• _Goal of the exercise_
Every entry is to be set down a second time, precisely as written.
──────── Data extract ────────
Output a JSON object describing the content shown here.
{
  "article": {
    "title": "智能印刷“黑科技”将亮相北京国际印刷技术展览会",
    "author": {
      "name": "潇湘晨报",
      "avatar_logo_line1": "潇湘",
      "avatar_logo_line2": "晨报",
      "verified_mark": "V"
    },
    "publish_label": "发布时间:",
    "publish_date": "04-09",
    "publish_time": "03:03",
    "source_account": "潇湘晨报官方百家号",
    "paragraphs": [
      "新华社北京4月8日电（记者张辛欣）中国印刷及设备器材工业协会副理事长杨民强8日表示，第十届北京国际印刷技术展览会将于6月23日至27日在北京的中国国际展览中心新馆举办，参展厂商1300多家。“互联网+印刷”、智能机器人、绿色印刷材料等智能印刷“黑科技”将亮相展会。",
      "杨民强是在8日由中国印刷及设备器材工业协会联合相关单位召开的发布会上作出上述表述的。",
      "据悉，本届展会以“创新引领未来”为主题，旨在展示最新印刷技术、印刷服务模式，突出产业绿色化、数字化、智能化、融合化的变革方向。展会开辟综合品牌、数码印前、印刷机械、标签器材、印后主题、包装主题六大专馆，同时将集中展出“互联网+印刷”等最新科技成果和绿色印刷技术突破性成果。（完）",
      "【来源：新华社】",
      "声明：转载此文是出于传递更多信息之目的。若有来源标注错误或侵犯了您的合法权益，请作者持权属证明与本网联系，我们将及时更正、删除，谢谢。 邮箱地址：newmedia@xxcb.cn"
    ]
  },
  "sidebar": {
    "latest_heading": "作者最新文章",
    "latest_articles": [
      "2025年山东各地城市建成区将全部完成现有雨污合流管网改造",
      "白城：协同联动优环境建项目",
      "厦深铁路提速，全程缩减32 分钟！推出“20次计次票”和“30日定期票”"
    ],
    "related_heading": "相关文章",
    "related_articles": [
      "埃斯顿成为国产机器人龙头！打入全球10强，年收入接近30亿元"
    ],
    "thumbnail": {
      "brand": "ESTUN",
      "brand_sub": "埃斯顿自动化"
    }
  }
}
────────
• _Result_
Output a JSON object describing the content shown here.
{
  "article": {
    "title": "智能印刷“黑科技”将亮相北京国际印刷技术展览会",
    "author": {
      "name": "潇湘晨报",
      "avatar_logo_line1": "潇湘",
      "avatar_logo_line2": "晨报",
      "verified_mark": "V"
    },
    "publish_label": "发布时间:",
    "publish_date": "04-09",
    "publish_time": "03:03",
    "source_account": "潇湘晨报官方百家号",
    "paragraphs": [
      "新华社北京4月8日电（记者张辛欣）中国印刷及设备器材工业协会副理事长杨民强8日表示，第十届北京国际印刷技术展览会将于6月23日至27日在北京的中国国际展览中心新馆举办，参展厂商1300多家。“互联网+印刷”、智能机器人、绿色印刷材料等智能印刷“黑科技”将亮相展会。",
      "杨民强是在8日由中国印刷及设备器材工业协会联合相关单位召开的发布会上作出上述表述的。",
      "据悉，本届展会以“创新引领未来”为主题，旨在展示最新印刷技术、印刷服务模式，突出产业绿色化、数字化、智能化、融合化的变革方向。展会开辟综合品牌、数码印前、印刷机械、标签器材、印后主题、包装主题六大专馆，同时将集中展出“互联网+印刷”等最新科技成果和绿色印刷技术突破性成果。（完）",
      "【来源：新华社】",
      "声明：转载此文是出于传递更多信息之目的。若有来源标注错误或侵犯了您的合法权益，请作者持权属证明与本网联系，我们将及时更正、删除，谢谢。 邮箱地址：newmedia@xxcb.cn"
    ]
  },
  "sidebar": {
    "latest_heading": "作者最新文章",
    "latest_articles": [
      "2025年山东各地城市建成区将全部完成现有雨污合流管网改造",
      "白城：协同联动优环境建项目",
      "厦深铁路提速，全程缩减32 分钟！推出“20次计次票”和“30日定期票”"
    ],
    "related_heading": "相关文章",
    "related_articles": [
      "埃斯顿成为国产机器人龙头！打入全球10强，年收入接近30亿元"
    ],
    "thumbnail": {
      "brand": "ESTUN",
      "brand_sub": "埃斯顿自动化"
    }
  }
}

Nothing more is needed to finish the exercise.